In the early 2010s, San Diego State softball fans grew familiar with seeing Lorena Bauer’s home run trot. One of the greatest sluggers in mid-major softball history, Bauer’s name still stands atop the Aztecs’ program record for both home runs and RBIs.
During the month of September, Bauer’s neighbors are becoming familiar with a similar sight, as the legendary softballer competes a unique challenge to benefit a charity that is close to her heart. Through the month of September, Bauer committed to run a total of 120 miles, and she’s doing it all while also pushing her two young children in a double-stroller.
Oh, and she happens to currently be 21 weeks pregnant with baby #3.
Bauer’s cause of choice is the Stop Soldier Suicide Foundation, a non-profit organization that says they are “on a mission to drastically reduce the military suicide rate by serving veterans struggling” with a variety of issues, including mental health. A veteran-founded and veteran-led organization, the 501(c)3 charity is headquartered in Durham, North Carolina; a statement on the organization’s website notes that the group serves service members, veterans, and military families from “every branch and every generation,” regardless of discharge status.
To say that Bauer comes from a military family would be true, but feels like an understatement. The military is more of a proud tradition within her bloodline. Her great-grandfather, Kenneth Klopp, jumped on D-Day in 1944 with the 82nd Airborne Division, a unit that figured prominently into the Allied invasion of Normandy.

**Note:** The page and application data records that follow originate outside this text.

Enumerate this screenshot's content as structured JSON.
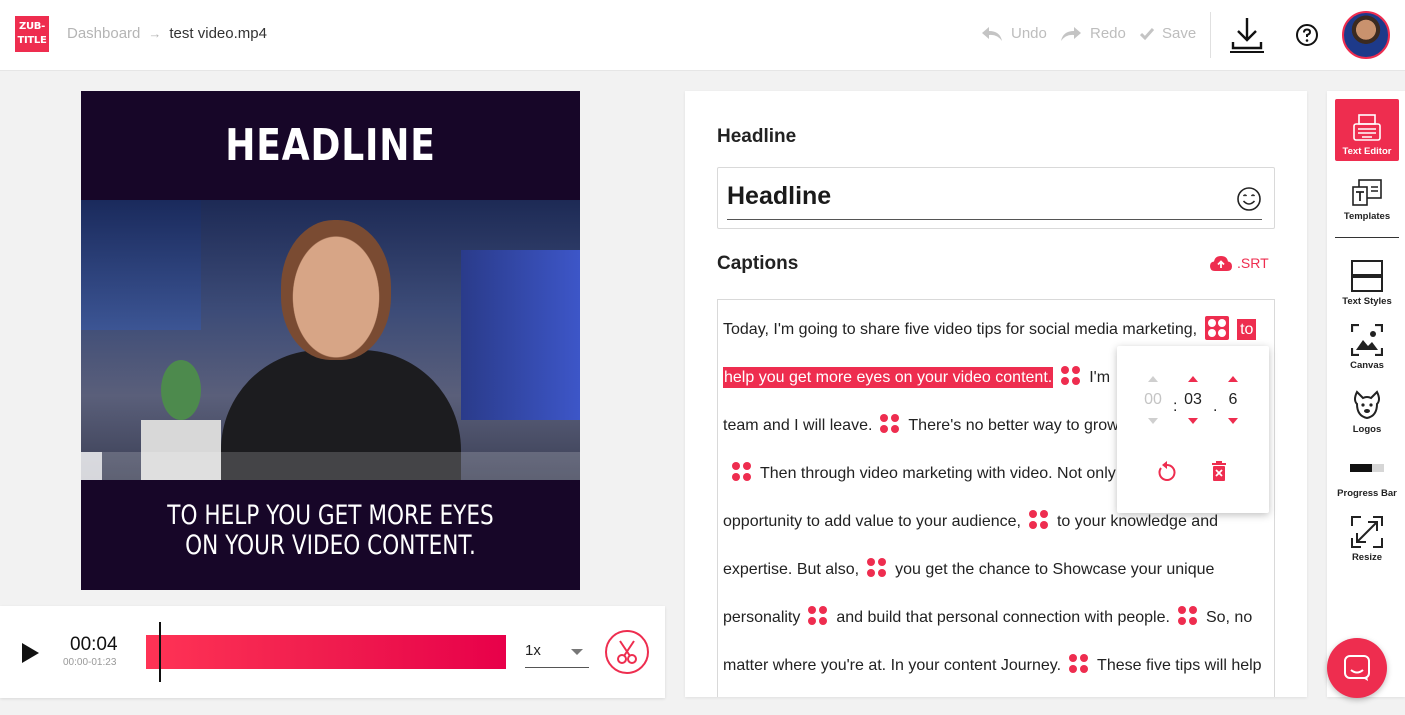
{
  "header": {
    "logo_text_1": "ZUB-",
    "logo_text_2": "TITLE",
    "breadcrumb_root": "Dashboard",
    "breadcrumb_arrow": "→",
    "breadcrumb_file": "test video.mp4",
    "undo_label": "Undo",
    "redo_label": "Redo",
    "save_label": "Save"
  },
  "preview": {
    "headline": "HEADLINE",
    "caption_line_1": "TO HELP YOU GET MORE EYES",
    "caption_line_2": "ON YOUR VIDEO CONTENT."
  },
  "player": {
    "current_time": "00:04",
    "range": "00:00-01:23",
    "speed": "1x"
  },
  "editor": {
    "headline_title": "Headline",
    "headline_value": "Headline",
    "captions_title": "Captions",
    "srt_label": ".SRT",
    "captions": {
      "s1": "Today, I'm going to share five video tips for social media marketing,",
      "s2a": "to",
      "s2b": "help you get more eyes on your video content.",
      "s3a": "I'm",
      "s3b": "team and I will leave.",
      "s4": "There's no better way to grow",
      "s5": "Then through video marketing with video. Not only",
      "s5b": "opportunity to add value to your audience,",
      "s6": "to your knowledge and",
      "s6b": "expertise. But also,",
      "s7": "you get the chance to Showcase your unique",
      "s7b": "personality",
      "s8": "and build that personal connection with people.",
      "s9": "So, no",
      "s9b": "matter where you're at. In your content Journey.",
      "s10": "These five tips will help"
    },
    "time_popover": {
      "minutes": "00",
      "seconds": "03",
      "tenths": "6",
      "colon": ":",
      "dot": "."
    }
  },
  "tools": [
    {
      "label": "Text Editor",
      "icon": "typewriter-icon",
      "active": true
    },
    {
      "label": "Templates",
      "icon": "templates-icon",
      "active": false
    },
    {
      "label": "Text Styles",
      "icon": "text-styles-icon",
      "active": false
    },
    {
      "label": "Canvas",
      "icon": "canvas-icon",
      "active": false
    },
    {
      "label": "Logos",
      "icon": "dog-icon",
      "active": false
    },
    {
      "label": "Progress Bar",
      "icon": "progress-bar-icon",
      "active": false
    },
    {
      "label": "Resize",
      "icon": "resize-icon",
      "active": false
    }
  ],
  "colors": {
    "accent": "#ee2d4f",
    "video_bg": "#170628"
  }
}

Bauer’s great-uncle was later drafted into the Vietnam War and was a helicopter pilot during that conflict.
Even in the current time, some of Bauer’s closest family members wear the uniform. “I’m naturally drawn to anything that supports men and women who have served our country,” Bauer said recently. “My husband is in the Navy, and has been for the past twelve years. [His] sister also served in the army, and then was in the reserves… My admiration for the military started when I was told about my great-grandfather on D-Day. His stories from his heroism and experiences in World War 2 are just absolutely incredible and I am so proud.”
The idea for racking up such extraordinary mileage on the pavement didn’t originate with Bauer; it actually began as a challenge from the Stop Soldier Suicide Foundation itself. September is recognized as National Suicide Prevention & Awareness Month, and the organization issued a challenge for people to commit to walking or running 100 miles as a means of raising both funds and awareness for the charity.
Ever the competitor, Bauer raised the target number to 120 miles for herself and took the challenge head-on. “I saw this 100-mile challenge as another way of staying motivated while supporting a good cause,” Bauer noted. “I hope that my goal and journey to 120 miles will encourage people to donate, even $1, to this cause.”
The daily routine for Bauer and her daughters – ages 2 and almost 4 – regularly includes some daily exercise. “My girls absolutely love to ‘run’ with me,” Bauer remarked. “Throughout our runs, they sing and demand Goldfish and raisins and yell at me to go faster; they’re great motivators… now that I’m [21 weeks pregnant], I’ve found myself slowing down a tad and the miles seem just a little bit longer. But I still feel great and for that, I’m so thankful that I’m still able to remain so active.”
Less than halfway through it’s month-long run, Bauer’s fundraiser has nearly doubled her original goal. “I was totally shocked! [It’s] pretty awesome,” Bauer noted of her early fundraising success. The fundraiser is still accepting contributions, and can be found by following this link.